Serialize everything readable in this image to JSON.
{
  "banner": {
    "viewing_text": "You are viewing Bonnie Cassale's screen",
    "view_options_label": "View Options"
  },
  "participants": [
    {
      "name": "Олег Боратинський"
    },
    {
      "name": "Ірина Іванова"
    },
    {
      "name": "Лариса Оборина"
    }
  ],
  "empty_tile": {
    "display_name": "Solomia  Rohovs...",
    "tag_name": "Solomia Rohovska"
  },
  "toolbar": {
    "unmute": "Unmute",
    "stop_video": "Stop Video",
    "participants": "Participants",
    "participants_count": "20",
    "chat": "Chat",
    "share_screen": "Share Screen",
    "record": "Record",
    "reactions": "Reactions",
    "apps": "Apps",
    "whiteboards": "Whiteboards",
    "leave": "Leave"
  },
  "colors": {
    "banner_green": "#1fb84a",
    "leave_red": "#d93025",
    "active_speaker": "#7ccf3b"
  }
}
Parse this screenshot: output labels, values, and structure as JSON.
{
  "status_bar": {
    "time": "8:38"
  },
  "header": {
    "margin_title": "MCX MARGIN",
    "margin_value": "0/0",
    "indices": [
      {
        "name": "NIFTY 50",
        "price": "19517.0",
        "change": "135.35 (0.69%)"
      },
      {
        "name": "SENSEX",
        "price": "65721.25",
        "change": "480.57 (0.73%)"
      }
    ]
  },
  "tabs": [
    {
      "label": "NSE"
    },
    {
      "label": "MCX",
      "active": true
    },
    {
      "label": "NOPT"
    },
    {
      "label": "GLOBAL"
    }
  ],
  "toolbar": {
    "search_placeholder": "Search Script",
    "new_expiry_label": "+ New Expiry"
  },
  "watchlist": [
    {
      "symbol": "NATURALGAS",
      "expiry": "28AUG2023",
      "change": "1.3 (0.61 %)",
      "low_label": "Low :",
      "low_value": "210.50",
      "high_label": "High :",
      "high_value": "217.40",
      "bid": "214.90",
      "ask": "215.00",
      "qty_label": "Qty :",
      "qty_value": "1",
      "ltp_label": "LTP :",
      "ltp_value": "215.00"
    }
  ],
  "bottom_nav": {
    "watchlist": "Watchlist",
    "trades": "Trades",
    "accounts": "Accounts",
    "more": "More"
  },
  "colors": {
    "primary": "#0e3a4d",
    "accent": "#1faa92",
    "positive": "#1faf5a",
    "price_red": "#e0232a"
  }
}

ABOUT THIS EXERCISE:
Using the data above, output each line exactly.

REPLY:
Serialize everything readable in this image to JSON.
{
  "banner": {
    "viewing_text": "You are viewing Bonnie Cassale's screen",
    "view_options_label": "View Options"
  },
  "participants": [
    {
      "name": "Олег Боратинський"
    },
    {
      "name": "Ірина Іванова"
    },
    {
      "name": "Лариса Оборина"
    }
  ],
  "empty_tile": {
    "display_name": "Solomia  Rohovs...",
    "tag_name": "Solomia Rohovska"
  },
  "toolbar": {
    "unmute": "Unmute",
    "stop_video": "Stop Video",
    "participants": "Participants",
    "participants_count": "20",
    "chat": "Chat",
    "share_screen": "Share Screen",
    "record": "Record",
    "reactions": "Reactions",
    "apps": "Apps",
    "whiteboards": "Whiteboards",
    "leave": "Leave"
  },
  "colors": {
    "banner_green": "#1fb84a",
    "leave_red": "#d93025",
    "active_speaker": "#7ccf3b"
  }
}
Parse this screenshot: output labels, values, and structure as JSON.
{
  "status_bar": {
    "time": "8:38"
  },
  "header": {
    "margin_title": "MCX MARGIN",
    "margin_value": "0/0",
    "indices": [
      {
        "name": "NIFTY 50",
        "price": "19517.0",
        "change": "135.35 (0.69%)"
      },
      {
        "name": "SENSEX",
        "price": "65721.25",
        "change": "480.57 (0.73%)"
      }
    ]
  },
  "tabs": [
    {
      "label": "NSE"
    },
    {
      "label": "MCX",
      "active": true
    },
    {
      "label": "NOPT"
    },
    {
      "label": "GLOBAL"
    }
  ],
  "toolbar": {
    "search_placeholder": "Search Script",
    "new_expiry_label": "+ New Expiry"
  },
  "watchlist": [
    {
      "symbol": "NATURALGAS",
      "expiry": "28AUG2023",
      "change": "1.3 (0.61 %)",
      "low_label": "Low :",
      "low_value": "210.50",
      "high_label": "High :",
      "high_value": "217.40",
      "bid": "214.90",
      "ask": "215.00",
      "qty_label": "Qty :",
      "qty_value": "1",
      "ltp_label": "LTP :",
      "ltp_value": "215.00"
    }
  ],
  "bottom_nav": {
    "watchlist": "Watchlist",
    "trades": "Trades",
    "accounts": "Accounts",
    "more": "More"
  },
  "colors": {
    "primary": "#0e3a4d",
    "accent": "#1faa92",
    "positive": "#1faf5a",
    "price_red": "#e0232a"
  }
}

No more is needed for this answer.